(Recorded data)
++++++

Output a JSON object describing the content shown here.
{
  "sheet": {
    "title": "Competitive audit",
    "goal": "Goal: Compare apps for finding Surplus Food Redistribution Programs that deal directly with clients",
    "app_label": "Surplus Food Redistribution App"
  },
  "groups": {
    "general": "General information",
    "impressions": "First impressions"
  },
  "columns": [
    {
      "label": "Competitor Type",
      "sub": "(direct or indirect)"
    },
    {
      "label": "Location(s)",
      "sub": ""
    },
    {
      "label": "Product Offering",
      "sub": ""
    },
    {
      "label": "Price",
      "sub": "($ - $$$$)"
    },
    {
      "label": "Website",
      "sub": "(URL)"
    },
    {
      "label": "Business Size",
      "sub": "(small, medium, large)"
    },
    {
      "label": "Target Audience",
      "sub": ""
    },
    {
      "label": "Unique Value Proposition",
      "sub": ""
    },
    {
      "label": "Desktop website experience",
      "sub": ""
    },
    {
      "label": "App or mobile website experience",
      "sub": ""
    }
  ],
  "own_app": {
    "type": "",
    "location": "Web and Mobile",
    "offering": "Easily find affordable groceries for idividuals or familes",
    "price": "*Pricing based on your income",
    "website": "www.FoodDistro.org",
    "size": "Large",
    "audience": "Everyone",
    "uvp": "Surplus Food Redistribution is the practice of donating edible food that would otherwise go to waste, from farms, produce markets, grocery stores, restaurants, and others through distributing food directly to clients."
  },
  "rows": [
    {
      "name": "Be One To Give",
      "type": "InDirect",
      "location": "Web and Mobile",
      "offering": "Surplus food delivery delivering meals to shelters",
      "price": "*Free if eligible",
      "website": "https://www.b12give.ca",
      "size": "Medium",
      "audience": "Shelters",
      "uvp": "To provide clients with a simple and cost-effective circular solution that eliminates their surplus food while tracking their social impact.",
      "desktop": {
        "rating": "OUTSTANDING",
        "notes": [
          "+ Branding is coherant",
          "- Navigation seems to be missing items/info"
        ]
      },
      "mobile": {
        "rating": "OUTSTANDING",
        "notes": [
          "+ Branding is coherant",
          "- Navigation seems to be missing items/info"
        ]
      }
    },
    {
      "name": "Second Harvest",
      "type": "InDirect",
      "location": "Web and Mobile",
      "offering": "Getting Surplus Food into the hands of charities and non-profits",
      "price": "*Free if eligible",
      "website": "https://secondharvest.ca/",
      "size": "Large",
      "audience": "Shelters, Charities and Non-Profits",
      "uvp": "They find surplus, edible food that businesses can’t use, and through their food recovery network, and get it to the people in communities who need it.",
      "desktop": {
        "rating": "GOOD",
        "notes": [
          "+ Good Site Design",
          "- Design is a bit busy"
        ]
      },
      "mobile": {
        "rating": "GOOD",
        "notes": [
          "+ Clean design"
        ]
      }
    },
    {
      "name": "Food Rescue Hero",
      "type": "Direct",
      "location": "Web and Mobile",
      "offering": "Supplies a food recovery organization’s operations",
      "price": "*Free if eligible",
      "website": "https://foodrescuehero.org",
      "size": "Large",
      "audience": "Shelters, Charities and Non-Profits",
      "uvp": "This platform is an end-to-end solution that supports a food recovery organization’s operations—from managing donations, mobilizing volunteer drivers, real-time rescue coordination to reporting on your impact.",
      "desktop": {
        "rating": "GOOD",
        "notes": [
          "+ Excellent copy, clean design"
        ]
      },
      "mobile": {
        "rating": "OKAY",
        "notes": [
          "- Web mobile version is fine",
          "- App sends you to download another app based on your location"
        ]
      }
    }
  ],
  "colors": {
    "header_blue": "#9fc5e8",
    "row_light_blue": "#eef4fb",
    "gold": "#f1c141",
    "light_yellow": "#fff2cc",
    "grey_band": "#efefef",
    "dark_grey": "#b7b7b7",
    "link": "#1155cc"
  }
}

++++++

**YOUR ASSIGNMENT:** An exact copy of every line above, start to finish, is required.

**REPLY TO THE TASK:**
Output a JSON object describing the content shown here.
{
  "sheet": {
    "title": "Competitive audit",
    "goal": "Goal: Compare apps for finding Surplus Food Redistribution Programs that deal directly with clients",
    "app_label": "Surplus Food Redistribution App"
  },
  "groups": {
    "general": "General information",
    "impressions": "First impressions"
  },
  "columns": [
    {
      "label": "Competitor Type",
      "sub": "(direct or indirect)"
    },
    {
      "label": "Location(s)",
      "sub": ""
    },
    {
      "label": "Product Offering",
      "sub": ""
    },
    {
      "label": "Price",
      "sub": "($ - $$$$)"
    },
    {
      "label": "Website",
      "sub": "(URL)"
    },
    {
      "label": "Business Size",
      "sub": "(small, medium, large)"
    },
    {
      "label": "Target Audience",
      "sub": ""
    },
    {
      "label": "Unique Value Proposition",
      "sub": ""
    },
    {
      "label": "Desktop website experience",
      "sub": ""
    },
    {
      "label": "App or mobile website experience",
      "sub": ""
    }
  ],
  "own_app": {
    "type": "",
    "location": "Web and Mobile",
    "offering": "Easily find affordable groceries for idividuals or familes",
    "price": "*Pricing based on your income",
    "website": "www.FoodDistro.org",
    "size": "Large",
    "audience": "Everyone",
    "uvp": "Surplus Food Redistribution is the practice of donating edible food that would otherwise go to waste, from farms, produce markets, grocery stores, restaurants, and others through distributing food directly to clients."
  },
  "rows": [
    {
      "name": "Be One To Give",
      "type": "InDirect",
      "location": "Web and Mobile",
      "offering": "Surplus food delivery delivering meals to shelters",
      "price": "*Free if eligible",
      "website": "https://www.b12give.ca",
      "size": "Medium",
      "audience": "Shelters",
      "uvp": "To provide clients with a simple and cost-effective circular solution that eliminates their surplus food while tracking their social impact.",
      "desktop": {
        "rating": "OUTSTANDING",
        "notes": [
          "+ Branding is coherant",
          "- Navigation seems to be missing items/info"
        ]
      },
      "mobile": {
        "rating": "OUTSTANDING",
        "notes": [
          "+ Branding is coherant",
          "- Navigation seems to be missing items/info"
        ]
      }
    },
    {
      "name": "Second Harvest",
      "type": "InDirect",
      "location": "Web and Mobile",
      "offering": "Getting Surplus Food into the hands of charities and non-profits",
      "price": "*Free if eligible",
      "website": "https://secondharvest.ca/",
      "size": "Large",
      "audience": "Shelters, Charities and Non-Profits",
      "uvp": "They find surplus, edible food that businesses can’t use, and through their food recovery network, and get it to the people in communities who need it.",
      "desktop": {
        "rating": "GOOD",
        "notes": [
          "+ Good Site Design",
          "- Design is a bit busy"
        ]
      },
      "mobile": {
        "rating": "GOOD",
        "notes": [
          "+ Clean design"
        ]
      }
    },
    {
      "name": "Food Rescue Hero",
      "type": "Direct",
      "location": "Web and Mobile",
      "offering": "Supplies a food recovery organization’s operations",
      "price": "*Free if eligible",
      "website": "https://foodrescuehero.org",
      "size": "Large",
      "audience": "Shelters, Charities and Non-Profits",
      "uvp": "This platform is an end-to-end solution that supports a food recovery organization’s operations—from managing donations, mobilizing volunteer drivers, real-time rescue coordination to reporting on your impact.",
      "desktop": {
        "rating": "GOOD",
        "notes": [
          "+ Excellent copy, clean design"
        ]
      },
      "mobile": {
        "rating": "OKAY",
        "notes": [
          "- Web mobile version is fine",
          "- App sends you to download another app based on your location"
        ]
      }
    }
  ],
  "colors": {
    "header_blue": "#9fc5e8",
    "row_light_blue": "#eef4fb",
    "gold": "#f1c141",
    "light_yellow": "#fff2cc",
    "grey_band": "#efefef",
    "dark_grey": "#b7b7b7",
    "link": "#1155cc"
  }
}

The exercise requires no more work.